2005-08-23

Abstract for Richard Kayne's Movement & Silence

What follows is the abstract for Richard Kayne's Oxford U Press Book Movement & Silence (2005), as reported in LINGUIST announcement 16.2454, of August 24:

This volume collects important recent articles by Richard Kayne, one of the top formal linguists in the world. Although the articles range widely in topic and theme, they hang together in that they illustrate the power of the comparative approach, and that they reinforce Kayne's view that syntax is generally more complex than it first appears. As with other volumes in this series, the audience for the volume will be formal linguists and syntacticians around the world.

My question is, has Richard Kayne read this abstract? Will it appear on the cover of the book? Phrases like "top formal linguists in the world", "[essays that] hang together" and "power of the comparative approach" are beyond hackneyed and made me cringe as I read them. Is the abstract comparing Kayne to linguists from other worlds? Maybe Chomsky's Martians? Or some syntactician from Twin Earth? Then there's the nice, awkward conjunction that suggests one can't be both a formal linguist AND a syntactician: "the audience for the volume will be formal linguists and syntacticians". And the final crowning claim of the abstract is that the volume "reinforces Kayne's view that syntax is generally more complex than it first appears". Who would have ever thought? Syntax more complex than it appears? No. I refuse to believe it.

I don't know who wrote the abstract, but I can only hope it wasn't Kayne himself.

2005-08-09

Dictionary shows why it's easier to be nasty than nice

WHEN it comes to being nasty we are rarely lost for words, according to a new dictionary that shows there are almost ten times as many insulting expressions as there are complimentary ones.

The revised second edition of the Oxford Dictionary of English, published today, provides 350 ways of insulting people - but only 40 compliments. [snip]

Catherine Soanes, co-editor of the dictionary, said: "Sad to say, it seems to be part of human nature to focus on people's negative qualities rather than to praise them. Our research shows that there are nearly ten times as many rude and insulting words than complimentary ones."

This negative information comes as no surprise to this Neg-head, or as the Yale linguistics Negation guru himself prefers, "negaholic".

2005-08-07

No-Carb Dieters Booted From Buffet

A suburban Salt Lake City couple on the Atkins Diet have a beef with a local restaurant after being booted from the buffet for eating too much meat. Isabelle Leota, 29, and her husband Sui Amaama, 26, both on the no-carb diet, were dining Tuesday at a Chuck-A-Rama in the Salt Lake City suburb of Taylorsville when the manager cut them off because they'd eaten too much roast beef.

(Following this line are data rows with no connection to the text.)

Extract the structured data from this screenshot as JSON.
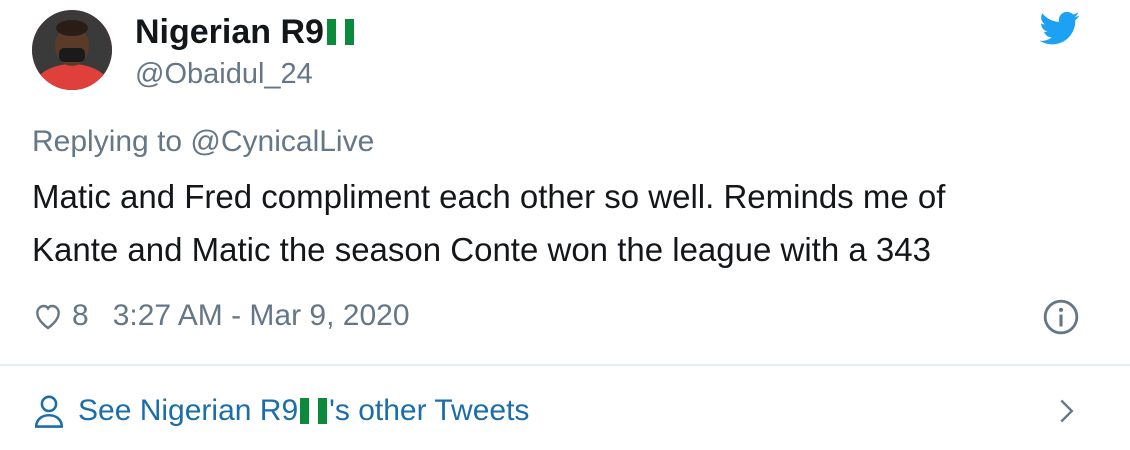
{
  "author": {
    "display_name": "Nigerian R9",
    "handle": "@Obaidul_24",
    "flag_icon": "nigeria-flag-icon"
  },
  "tweet": {
    "replying_to": "Replying to @CynicalLive",
    "text_line1": "Matic and Fred compliment each other so well. Reminds me of",
    "text_line2": "Kante and Matic the season Conte won the league with a 343",
    "likes": "8",
    "timestamp": "3:27 AM - Mar 9, 2020"
  },
  "footer": {
    "prefix": "See Nigerian R9",
    "suffix": "'s other Tweets"
  },
  "colors": {
    "twitter_blue": "#1da1f2",
    "link_blue": "#1b6eaa",
    "muted_gray": "#657786",
    "flag_green": "#0a8a3a"
  }
}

"It's so embarrassing actually," said Leota. "We went in to have dinner, we were under the impression Chuck-A-Rama was an all-you-can-eat establishment."

Not so, said Jack Johanson, the restaurant chain's district manager. "We've never claimed to be an all-you-can-eat establishment," said Johanson. "Our understanding is a buffet is just a style of eating."

The last two paragraphs present the most interesting tidbits in this piece. Leota assumed--as did I--that buffet in the restaurant sense means 'all you can eat'. After reading the restaurant manager's "redefining" of the term to suit his side of the argument I was ready to knock him for being a weaseler. However, nowhere in the OED is the 'all you can eat' sense given. All of the relevant buffet definitions in the OED refer to eating off a bar or side-board, or as Johanson says above, "[buffet as] a style of eating."

Thus, while I still think common usage of the term buffet is more in favor of the 'all you can eat' sense of the Leotas, I guess I have to give the Clintonian restaurant manager a pass...this time.
I post this story as the first official nomination for the Clintonian Word Abuse Award.